Censorship was raised during Baki’s talk. “There is censorship, and it’s something that we’re always worried about…and something that’s hard to talk about.”

Samandal generally avoided sex, Baki said. When they did get in trouble with the censor, they were surprised at what a trivial comment about religion it was.

After the talks, Elias Muhanna suggested that, “In Lebanon, we don’t have this issue with tremendous state censorship, because we don’t have this tremendous state.” Baki responded that. “Censorship is not even coming from the state sometimes. There is this fear..how will they react to a comic?” And, on Twitter, Lebanese literary agent Yasmina Jraissati wrote that “censorship often comes from publishers worried of not being able to sell on other markets, or from authors themselves.”

Baki again: “The state is not necessarily there as a singular state. Instead what you have is sort of anarchy and anyone who has any sort of power will shut you down. So you don’t know where you stand.”

Another thread in the discussion was whether an Arab comic written in French or English was still an Arab comic. In the end, there was no singular representation of what it meant to be an Arab comic, although hope that the Internet has allowed Arab comic artists to “see each other,” and possibly to move forward on different, organic comics styles.

Meanwhile, Egyptian cartoonists spoke to Ahram Online “about truth, utopia and self-censorship.”

“You start thinking of the repercussions of what you draw,” Mohamed Tawfiq, one of the founders of the comic magazine TokTok, told Ahram Online. Tawfiq pointed to the period between Jan. 25 2011 and the end of 2012 as the “richest period” for non-self-censored creativity.

“Exercising self-censorship is not a healthy habit,” Doaa al-Adl told the newspaper, while also saying that, at the current time, “she thinks for long bouts before she draws.”

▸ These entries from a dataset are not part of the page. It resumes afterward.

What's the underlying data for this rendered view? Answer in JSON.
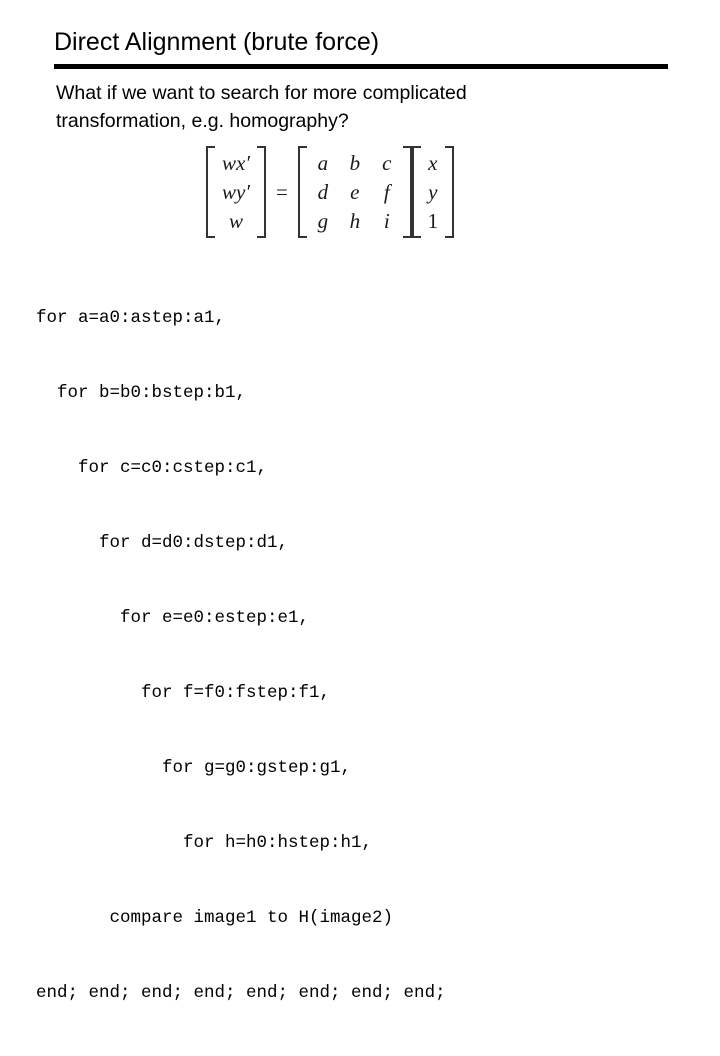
{
  "slide": {
    "title": "Direct Alignment (brute force)",
    "body_lines": [
      "What if we want to search for more complicated",
      "transformation, e.g. homography?"
    ]
  },
  "equation": {
    "left_vector": {
      "rows": [
        "wx′",
        "wy′",
        "w"
      ],
      "plain": [
        "wx'",
        "wy'",
        "w"
      ]
    },
    "equals": "=",
    "matrix3x3": {
      "rows": [
        [
          "a",
          "b",
          "c"
        ],
        [
          "d",
          "e",
          "f"
        ],
        [
          "g",
          "h",
          "i"
        ]
      ]
    },
    "right_vector": {
      "rows": [
        "x",
        "y",
        "1"
      ]
    }
  },
  "code": {
    "lines": [
      "for a=a0:astep:a1,",
      "  for b=b0:bstep:b1,",
      "    for c=c0:cstep:c1,",
      "      for d=d0:dstep:d1,",
      "        for e=e0:estep:e1,",
      "          for f=f0:fstep:f1,",
      "            for g=g0:gstep:g1,",
      "              for h=h0:hstep:h1,",
      "       compare image1 to H(image2)",
      "end; end; end; end; end; end; end; end;"
    ]
  },
  "colors": {
    "background": "#ffffff",
    "text": "#000000",
    "rule": "#000000",
    "equation_ink": "#1a1a1a"
  }
}
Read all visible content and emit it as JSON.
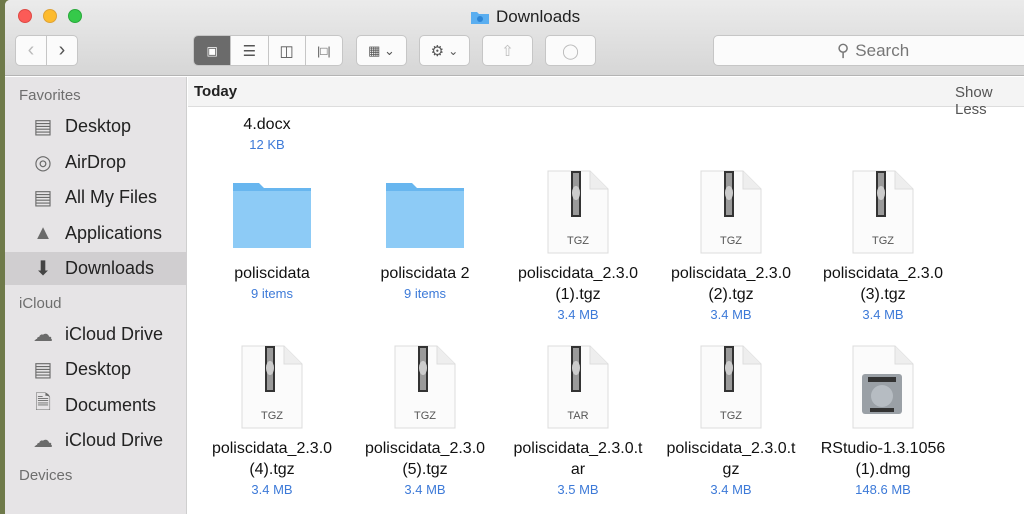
{
  "window": {
    "title": "Downloads"
  },
  "toolbar": {
    "search_placeholder": "Search"
  },
  "sidebar": {
    "sections": [
      {
        "label": "Favorites",
        "items": [
          {
            "label": "Desktop",
            "icon": "desktop-icon"
          },
          {
            "label": "AirDrop",
            "icon": "airdrop-icon"
          },
          {
            "label": "All My Files",
            "icon": "all-files-icon"
          },
          {
            "label": "Applications",
            "icon": "applications-icon"
          },
          {
            "label": "Downloads",
            "icon": "downloads-icon",
            "selected": true
          }
        ]
      },
      {
        "label": "iCloud",
        "items": [
          {
            "label": "iCloud Drive",
            "icon": "cloud-icon"
          },
          {
            "label": "Desktop",
            "icon": "desktop-icon"
          },
          {
            "label": "Documents",
            "icon": "documents-icon"
          },
          {
            "label": "iCloud Drive",
            "icon": "cloud-icon"
          }
        ]
      },
      {
        "label": "Devices",
        "items": []
      }
    ]
  },
  "content": {
    "group": "Today",
    "show_less": "Show Less",
    "partial": {
      "name": "4.docx",
      "size": "12 KB"
    },
    "files": [
      {
        "line1": "poliscidata",
        "line2": "",
        "size": "9 items",
        "type": "folder"
      },
      {
        "line1": "poliscidata 2",
        "line2": "",
        "size": "9 items",
        "type": "folder"
      },
      {
        "line1": "poliscidata_2.3.0",
        "line2": "(1).tgz",
        "size": "3.4 MB",
        "type": "zip",
        "badge": "TGZ"
      },
      {
        "line1": "poliscidata_2.3.0",
        "line2": "(2).tgz",
        "size": "3.4 MB",
        "type": "zip",
        "badge": "TGZ"
      },
      {
        "line1": "poliscidata_2.3.0",
        "line2": "(3).tgz",
        "size": "3.4 MB",
        "type": "zip",
        "badge": "TGZ"
      },
      {
        "line1": "poliscidata_2.3.0",
        "line2": "(4).tgz",
        "size": "3.4 MB",
        "type": "zip",
        "badge": "TGZ"
      },
      {
        "line1": "poliscidata_2.3.0",
        "line2": "(5).tgz",
        "size": "3.4 MB",
        "type": "zip",
        "badge": "TGZ"
      },
      {
        "line1": "poliscidata_2.3.0.t",
        "line2": "ar",
        "size": "3.5 MB",
        "type": "zip",
        "badge": "TAR"
      },
      {
        "line1": "poliscidata_2.3.0.t",
        "line2": "gz",
        "size": "3.4 MB",
        "type": "zip",
        "badge": "TGZ"
      },
      {
        "line1": "RStudio-1.3.1056",
        "line2": "(1).dmg",
        "size": "148.6 MB",
        "type": "dmg"
      }
    ]
  },
  "colors": {
    "accent": "#3d7ad8",
    "folder": "#7cc3f3",
    "selected": "#d0ced0"
  }
}
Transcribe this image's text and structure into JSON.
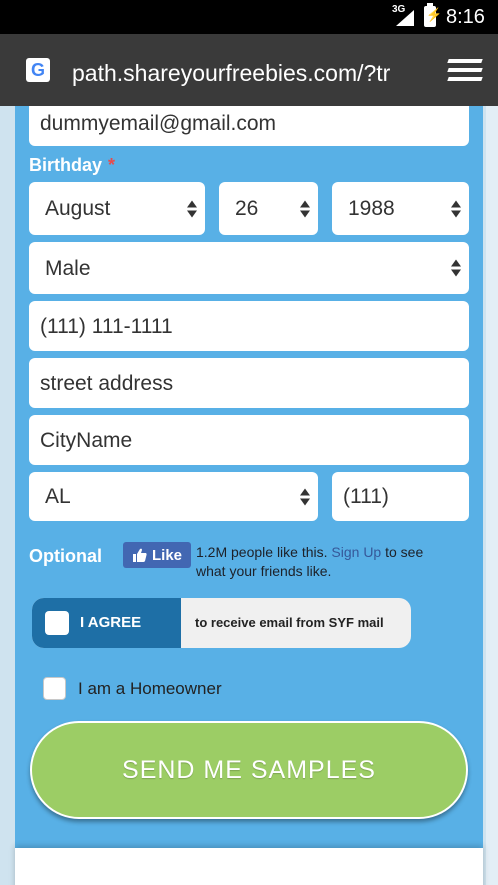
{
  "status_bar": {
    "network": "3G",
    "battery_glyph": "⚡",
    "time": "8:16"
  },
  "browser": {
    "url": "path.shareyourfreebies.com/?tr",
    "favicon": "G"
  },
  "form": {
    "email_value": "dummyemail@gmail.com",
    "birthday_label": "Birthday",
    "required_marker": "*",
    "birth_month": "August",
    "birth_day": "26",
    "birth_year": "1988",
    "gender": "Male",
    "phone": "(111) 111-1111",
    "street": "street address",
    "city": "CityName",
    "state": "AL",
    "zip": "(111)",
    "optional_label": "Optional",
    "like": {
      "button_label": "Like",
      "text_before": "1.2M people like this. ",
      "sign_up_link": "Sign Up",
      "text_after": " to see what your friends like."
    },
    "agree": {
      "label": "I AGREE",
      "text": "to receive email from SYF mail",
      "checked": false
    },
    "homeowner": {
      "label": "I am a Homeowner",
      "checked": false
    },
    "submit_label": "SEND ME SAMPLES"
  },
  "colors": {
    "panel": "#58b0e6",
    "agree_dark": "#1e6fa6",
    "submit": "#9ccd65",
    "required": "#e84b4b"
  }
}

Also, Egyptian Minister of Culture Gaber Asfour on why Egyptian censorship is the best censorship, among other things.